According to Reilly, the extension of the Perkins Loan Program is a temporary fix as student and financial aid professionals wait for the mandatory reauthorization of the Higher Education Act. The Higher Education Act was extended through 2015 and Congress will likely include issues of college affordability and access, according to the American Council on Education website.
“Every seven years they’re required to review all financial aid policies and either renew them or change them,” Reilly said. “They were supposed to get that done last year; it’s been delayed a year or possibly two, considering the Presidential Election [is] coming up. Our expectation is that within one-to-three years, we’re going to be looking at some really significant changes in student loan programs overall.”

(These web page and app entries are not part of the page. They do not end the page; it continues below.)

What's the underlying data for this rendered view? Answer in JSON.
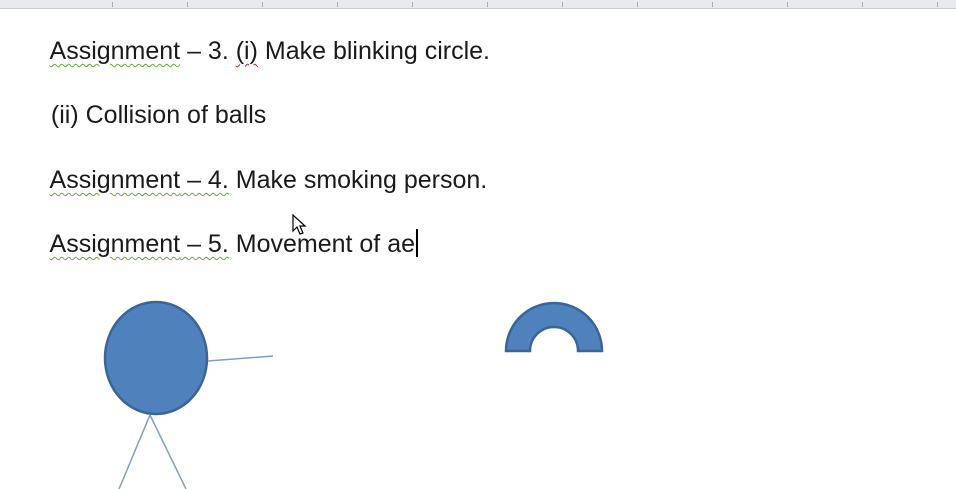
{
  "document": {
    "line1": {
      "prefix": "Assignment",
      "dash": " – 3. ",
      "paren": "(i)",
      "rest": " Make blinking circle."
    },
    "line2": {
      "text": "(ii) Collision of balls"
    },
    "line3": {
      "prefix": "Assignment",
      "dash": " – 4.",
      "rest": " Make smoking person."
    },
    "line4": {
      "prefix": "Assignment",
      "dash": " – 5.",
      "rest": " Movement of ae"
    }
  },
  "drawing": {
    "shape_fill": "#4f81bd",
    "shape_stroke": "#3a6596",
    "line_color": "#7ea0c8",
    "shapes": [
      "head-circle",
      "arm-line",
      "leg-left-line",
      "leg-right-line",
      "block-arc"
    ]
  },
  "colors": {
    "grammar_squiggle": "#5fae3a",
    "spelling_squiggle": "#d02020",
    "ruler_bg": "#e8eaee"
  }
}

The amendments to the Perkins program stipulated in the Extension Act stem from an effort by Senator Lamar Alexander (R-Tenn.) to simplify student loan programs overall and to transfer funds spent on Perkins Loans to Pell Grants for needy students, as described in a Sept. 30, 2015 Washington Post article.
According to Harrison Wadsworth III, the executive director of the Coalition of Higher Education Assistance Organizations, an interest group who led an initiative to save the Perkins Loans program, Alexander was the main force behind the changes to the program.
“The great majority [of Congress] didn’t want to [end the Perkins Loan Program]; they wanted to extend it,” Wadsworth said. “[Alexander] blocked it for a couple of months but he negotiated a compromise with the supporters of Perkins loans.”
This compromise involved some of the loan’s new restrictions, he said.
Rep. Katherine Clark, a co-sponsor of the extension bill, said many senators fought for the Perkins Loans program.
“Perkins Loans are critical to making college affordable, and I’m glad we fought to continue funding the program,” Clark, who represents the fifth district of Massachusetts, including Medford, wrote to the Daily in an e-mail. “Now, it’s up to Congress to strengthen Perkins Loans and other programs that help our students pay for college.”
However, Alexander’s push towards simplification may be characteristic of trends in higher education federal loans, according to Reilly.
“The federal government is running a bunch of different loan programs, many of them with different terms and conditions,” she said. “So one of the things that is being talked about in Congress and in the reauthorization panels is one loan program … with possibly higher levels that students can borrow.”
According to Reilly, these changes could bring a replacement of the Perkins program, altogether.
“If they achieve that goal, one of their thoughts is that we won’t need the Perkins Loan Program,” Reilly said. “[They could] fold [it] into a new, bigger, better student loan program.”